My first official day on the payroll at the Phoenix was on the same day of my very last final exam at Boston University.
I got lucky because a menial data entry job on the web team had opened up around the time I graduated, and since I’d been a dedicated intern for a year and a half, I was the obvious choice. Nina and Ryan recommended me strongly, and that helped. My hard work paid off.
I reviewed games every few months or so, sometimes because I asked and sometimes because I was assigned a game that the other reviewer (Mitch Krpata) didn’t want. Eventually, oh-so-slowly, I became better at writing video game reviews. After about a year working as a Listings Coordinator, a coworker of mine who hadn’t been at the Phoenix as long as I had got promoted. I asked my editor why I hadn’t been promoted. He told me it was because I didn’t write enough.
So I wrote more. I bullied the Phoenix into finally creating the geek blog that everyone else at the paper always said should exist but never got around to creating. We decided to call it Laser Orgy, and I wrote in it every single second that I could. Eventually, people started noticing. Eventually, people starting complimenting me. Eventually, people at the office starting knowing my name, saying hi to me, telling me they liked what I did. And eventually, I got promoted yet again. And now, here we are today.

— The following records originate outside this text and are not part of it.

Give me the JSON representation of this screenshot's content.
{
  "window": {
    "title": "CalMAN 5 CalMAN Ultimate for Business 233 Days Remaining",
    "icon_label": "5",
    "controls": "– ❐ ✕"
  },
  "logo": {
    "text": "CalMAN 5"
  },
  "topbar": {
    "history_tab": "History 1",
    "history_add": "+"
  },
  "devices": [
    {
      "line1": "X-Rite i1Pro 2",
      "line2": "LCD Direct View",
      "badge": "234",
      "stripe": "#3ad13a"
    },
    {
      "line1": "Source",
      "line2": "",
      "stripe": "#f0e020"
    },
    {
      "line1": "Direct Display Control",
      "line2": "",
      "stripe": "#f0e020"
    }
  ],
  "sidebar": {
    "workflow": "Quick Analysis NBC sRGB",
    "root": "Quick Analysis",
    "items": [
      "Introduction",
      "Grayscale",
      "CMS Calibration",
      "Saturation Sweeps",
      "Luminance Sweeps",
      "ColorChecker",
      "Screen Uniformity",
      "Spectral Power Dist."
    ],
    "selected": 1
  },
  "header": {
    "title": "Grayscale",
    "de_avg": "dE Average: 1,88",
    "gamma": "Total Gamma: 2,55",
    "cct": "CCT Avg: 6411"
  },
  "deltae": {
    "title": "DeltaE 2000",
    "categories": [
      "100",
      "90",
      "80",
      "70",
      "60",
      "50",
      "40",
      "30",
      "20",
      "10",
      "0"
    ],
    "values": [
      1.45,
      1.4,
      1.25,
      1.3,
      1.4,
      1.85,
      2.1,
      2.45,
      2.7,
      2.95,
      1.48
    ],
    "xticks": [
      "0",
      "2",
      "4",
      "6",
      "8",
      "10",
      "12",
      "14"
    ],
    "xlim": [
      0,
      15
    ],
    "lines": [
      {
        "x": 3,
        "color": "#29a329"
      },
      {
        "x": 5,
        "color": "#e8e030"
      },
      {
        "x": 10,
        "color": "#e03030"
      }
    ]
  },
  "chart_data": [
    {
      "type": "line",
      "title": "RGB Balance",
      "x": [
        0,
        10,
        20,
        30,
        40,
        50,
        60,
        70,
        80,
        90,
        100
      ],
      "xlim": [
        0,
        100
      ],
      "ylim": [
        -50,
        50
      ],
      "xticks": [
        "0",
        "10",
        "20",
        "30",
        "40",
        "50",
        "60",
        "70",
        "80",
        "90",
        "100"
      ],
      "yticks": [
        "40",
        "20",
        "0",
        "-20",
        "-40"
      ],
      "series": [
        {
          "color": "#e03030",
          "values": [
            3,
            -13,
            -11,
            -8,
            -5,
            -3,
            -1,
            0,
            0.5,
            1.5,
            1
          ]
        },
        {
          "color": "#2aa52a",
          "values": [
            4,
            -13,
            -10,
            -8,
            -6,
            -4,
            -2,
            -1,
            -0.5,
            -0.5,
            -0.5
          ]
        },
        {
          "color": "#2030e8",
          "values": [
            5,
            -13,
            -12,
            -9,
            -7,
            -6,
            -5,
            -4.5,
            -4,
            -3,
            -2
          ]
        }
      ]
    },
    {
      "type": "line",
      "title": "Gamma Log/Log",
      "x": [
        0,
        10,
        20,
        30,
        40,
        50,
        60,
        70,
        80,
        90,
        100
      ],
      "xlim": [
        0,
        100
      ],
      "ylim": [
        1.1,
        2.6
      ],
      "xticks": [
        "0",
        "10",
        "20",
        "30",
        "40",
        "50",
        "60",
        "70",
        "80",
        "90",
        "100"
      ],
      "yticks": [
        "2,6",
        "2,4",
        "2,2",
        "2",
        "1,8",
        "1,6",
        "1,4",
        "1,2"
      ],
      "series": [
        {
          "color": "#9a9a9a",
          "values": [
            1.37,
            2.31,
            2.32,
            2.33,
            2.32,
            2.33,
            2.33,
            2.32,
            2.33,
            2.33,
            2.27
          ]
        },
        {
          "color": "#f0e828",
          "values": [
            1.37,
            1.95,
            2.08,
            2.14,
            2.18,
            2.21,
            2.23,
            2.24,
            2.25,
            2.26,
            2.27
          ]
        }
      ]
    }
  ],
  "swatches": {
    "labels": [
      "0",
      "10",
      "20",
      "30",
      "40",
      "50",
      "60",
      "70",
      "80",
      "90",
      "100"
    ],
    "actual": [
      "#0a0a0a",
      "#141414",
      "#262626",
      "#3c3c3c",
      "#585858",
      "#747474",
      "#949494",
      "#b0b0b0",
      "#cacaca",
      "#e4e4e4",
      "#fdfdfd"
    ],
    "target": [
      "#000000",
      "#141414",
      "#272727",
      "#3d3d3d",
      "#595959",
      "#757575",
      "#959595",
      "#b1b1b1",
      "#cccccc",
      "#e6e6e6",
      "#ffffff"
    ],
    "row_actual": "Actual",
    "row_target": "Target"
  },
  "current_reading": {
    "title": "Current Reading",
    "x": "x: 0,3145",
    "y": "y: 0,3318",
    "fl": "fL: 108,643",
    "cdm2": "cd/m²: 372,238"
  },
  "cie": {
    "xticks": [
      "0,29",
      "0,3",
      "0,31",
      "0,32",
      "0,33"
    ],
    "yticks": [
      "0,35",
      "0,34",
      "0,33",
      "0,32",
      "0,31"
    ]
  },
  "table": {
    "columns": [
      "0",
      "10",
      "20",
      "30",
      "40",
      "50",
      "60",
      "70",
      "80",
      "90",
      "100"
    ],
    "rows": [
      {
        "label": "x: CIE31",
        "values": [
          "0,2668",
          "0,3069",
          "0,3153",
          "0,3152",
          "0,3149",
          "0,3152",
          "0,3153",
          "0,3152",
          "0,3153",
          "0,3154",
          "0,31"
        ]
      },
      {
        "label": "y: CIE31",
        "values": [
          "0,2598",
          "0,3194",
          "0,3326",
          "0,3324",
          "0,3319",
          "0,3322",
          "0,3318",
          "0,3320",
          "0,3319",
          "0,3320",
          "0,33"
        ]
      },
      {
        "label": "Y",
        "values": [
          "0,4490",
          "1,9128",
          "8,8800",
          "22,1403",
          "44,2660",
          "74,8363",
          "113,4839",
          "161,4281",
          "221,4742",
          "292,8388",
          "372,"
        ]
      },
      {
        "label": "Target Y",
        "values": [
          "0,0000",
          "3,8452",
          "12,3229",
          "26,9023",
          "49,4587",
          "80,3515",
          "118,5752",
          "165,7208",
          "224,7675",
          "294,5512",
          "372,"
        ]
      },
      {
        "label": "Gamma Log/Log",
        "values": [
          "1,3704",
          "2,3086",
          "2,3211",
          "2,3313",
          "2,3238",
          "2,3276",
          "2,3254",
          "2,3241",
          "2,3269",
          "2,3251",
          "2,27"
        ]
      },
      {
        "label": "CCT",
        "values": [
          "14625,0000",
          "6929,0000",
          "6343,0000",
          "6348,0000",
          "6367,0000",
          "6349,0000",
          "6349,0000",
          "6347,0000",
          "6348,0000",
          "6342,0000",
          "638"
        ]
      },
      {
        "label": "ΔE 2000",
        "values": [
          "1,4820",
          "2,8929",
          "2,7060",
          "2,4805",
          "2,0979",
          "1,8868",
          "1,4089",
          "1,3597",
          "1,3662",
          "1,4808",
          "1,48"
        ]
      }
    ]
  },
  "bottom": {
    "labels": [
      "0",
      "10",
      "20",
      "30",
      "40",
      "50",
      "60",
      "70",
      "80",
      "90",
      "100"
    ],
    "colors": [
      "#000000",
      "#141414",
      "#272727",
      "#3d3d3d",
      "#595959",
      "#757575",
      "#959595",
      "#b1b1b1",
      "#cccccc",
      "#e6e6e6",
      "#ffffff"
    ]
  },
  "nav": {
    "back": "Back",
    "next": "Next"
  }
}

The advice here is obvious.
Go into the office of the place you want to write. Demand a job. Write a lot. Be assertive. Write a lot. Realize your writing will suck. Write a lot. Write MORE. Keep writing. Realize yet again that you probably still suck. Keep writing anyway. And so on. Also: some internships suck, but they might help you get an internship that is good. But no one is going to hand you anything. Pitch your own pieces. Demand a job. It’s not going to get handed to you on a silver platter.
It requires stubbornness, to be sure, and the ability to trick yourself into believing you deserve this and you will get better if you only work hard enough. Because you will. But you can’t give up.
I imagine it’s even harder to get a job in media nowadays. But we still have internships here. They’re pretty fun, actually.
One September evening in 2005, I sat in a packed MIT lecture hall and watched as Mike Krahulik drew the Greater Internet Fuckwad Theory on a blackboard. The Theory was one of the things for which Krahulik and his partner, humorist Jerry Holkins, first became famous, back in 2004 — just around the same time that their Web comic, Penny Arcade, was blossoming into a community and a convention and a movement.
On the blackboard, Krahulik drew a smiling, unassuming man, and labeled him “Normal Person.” Then he drew a plus sign next to the man’s face. The audience was already tittering with excited recognition. Finally he finished the full equation: Normal Person + Audience + Anonymity = Total Fuckwad. The MIT audience burst into laughter and applause, and I did too. It was brilliant shorthand for describing the behavior of people on the Internet, and an example of Penny Arcade’s knack for getting at the heart of video-gaming culture’s unsavory tendencies.
None of us knew that Krahulik and Holkins had just described their future trajectory.
Read the rest: When dickwolves attack. By Maddy Myers.